Scott Walker put a good point in an unfortunate way a few days ago, and even people who ought to know better have gone into a feeding frenzy over it.
At a talk delivered to the Club for Growth on 28 February, Walker was challenged on his foreign policy credentials, the message from the membership being basically that he doesn’t have any. Walker’s response was less than felicitous:
Walker responded by ticking through his recent itinerary of face time with foreign policy luminaries: a breakfast with Henry Kissinger, a huddle with George P. Shultz and tutorials at the American Enterprise Institute and the Hoover Institution.
But then Walker suggested that didn’t much matter.
“I think foreign policy is something that’s not just about having a PhD or talking to PhD’s,” he said. “It’s about leadership.”
Walker contended that “the most significant foreign policy decision of my lifetime” was then-President Ronald Reagan’s move to bust a 1981 strike of air traffic controllers, firing some 11,000 of them.
“It sent a message not only across America, it sent a message around the world,” Walker said. America’s allies and foes alike became convinced that Reagan was serious enough to take action and that “we weren’t to be messed with,” he said.
But the infelicity is not because his underlying point is wrong. It’s more a matter of communication and rhetorical discipline.
Reagan’s summary handling of the air traffic controllers’ strike was, in fact, an exceptionally important foreign policy signal to the Soviet leadership. It was one of the most important things they knew about Reagan: that he didn’t fold under intense pressure, in what many in America saw as an ambiguous situation. He stood firm on principle, not wavering on his point that there is no right to strike against the public interest.
(Peggy Noonan has more here on the national security implications of the controllers’ strike, and how Reagan’s handling of it ensured that U.S. air defenses didn’t have to miss a step. The Soviets were well aware of these particular implications, and of the feat Reagan pulled off in keeping the national airways functioning, albeit – for a time – at a degraded level for civilian travelers.)
Walker’s substantive error here is minor. It lies in categorically calling this the most important foreign policy decision of his lifetime. For what it’s worth, I actually think that title goes to Reagan’s decision to reject the 1986 arms-treaty offer from Gorbachev in Reykjavik. By rejecting the offer, which required Reagan to give up SDI, he got Gorbachev to cave the following year. Reagan got not just a great deal: he got, as Benjamin Netanyahu would say, a better deal.
But. If I were a potential presidential candidate, I wouldn’t make that my opening gambit in discussing current events with the Club for Growth.
That was Walker’s greater error, one of rhetoric and communication. With the allusion to the 1981 air traffic controllers’ strike, he chose the wrong focus. Making such categorical assertions, even for illustrative purposes, just sets up debatable points as fat, juicy targets for pundits. What Walker needs to set up instead is the context in which it matters – in 2016 – that a candidate brings to foreign policy a record of withstanding pressure and getting things done.

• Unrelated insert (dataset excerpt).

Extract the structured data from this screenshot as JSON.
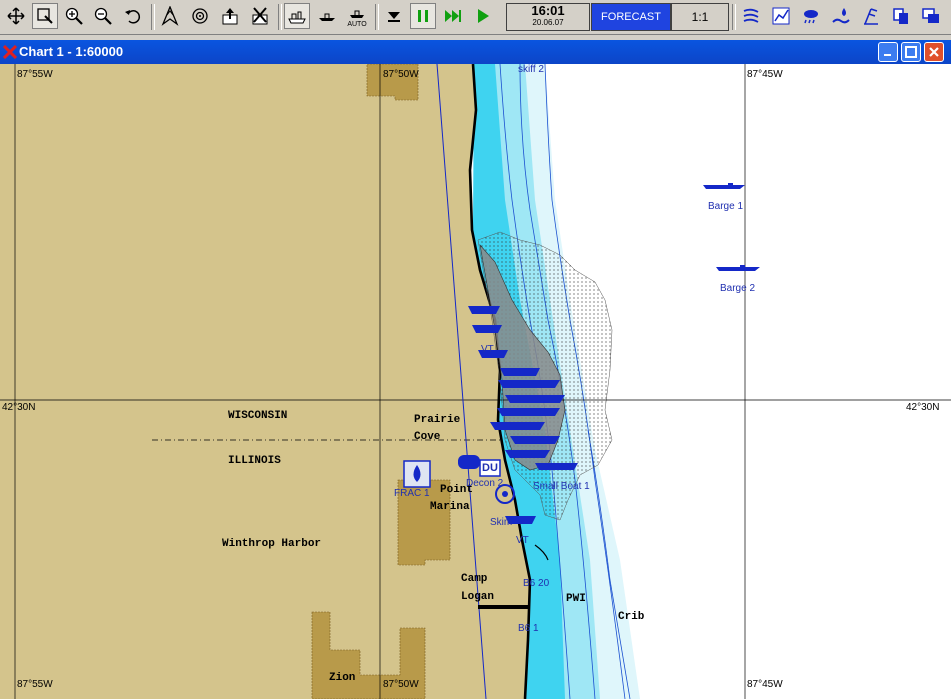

He’s not there yet. He needs to talk about foreign policy. That doesn’t mean out-wonking the wonks. Real people can’t stay awake through that kind of exercise. And it’s increasingly obvious that it’s not an executive strength for foreign policy decision-making anyway. But there are plenty of things to say that are neither snore-inducingly bromide-ish nor overly reductive (the latter being where the Reagan-PATCO allusion falls).
I don’t think Walker could do better than to start with considering the kinds of points Sarah Palin addressed in a speech in May 2011, one that I wrote about at the time. He will need, of course, to talk about more than what criteria we should use to decide on uses of force overseas. But the other things will come naturally as events, and the overall topic, develop. Americans need to know more than just that Scott Walker will be a tough negotiator. They need to know, from a general standpoint, what he thinks America’s interests and national security problems are, going into 2016. They need to know what principles he would base his responses on.
The sitting president’s voice on those topics has become no more than sound and fury, signifying nothing. There’s a great void out there on this matter. The opportunity for setting the terms of the public debate is wide open.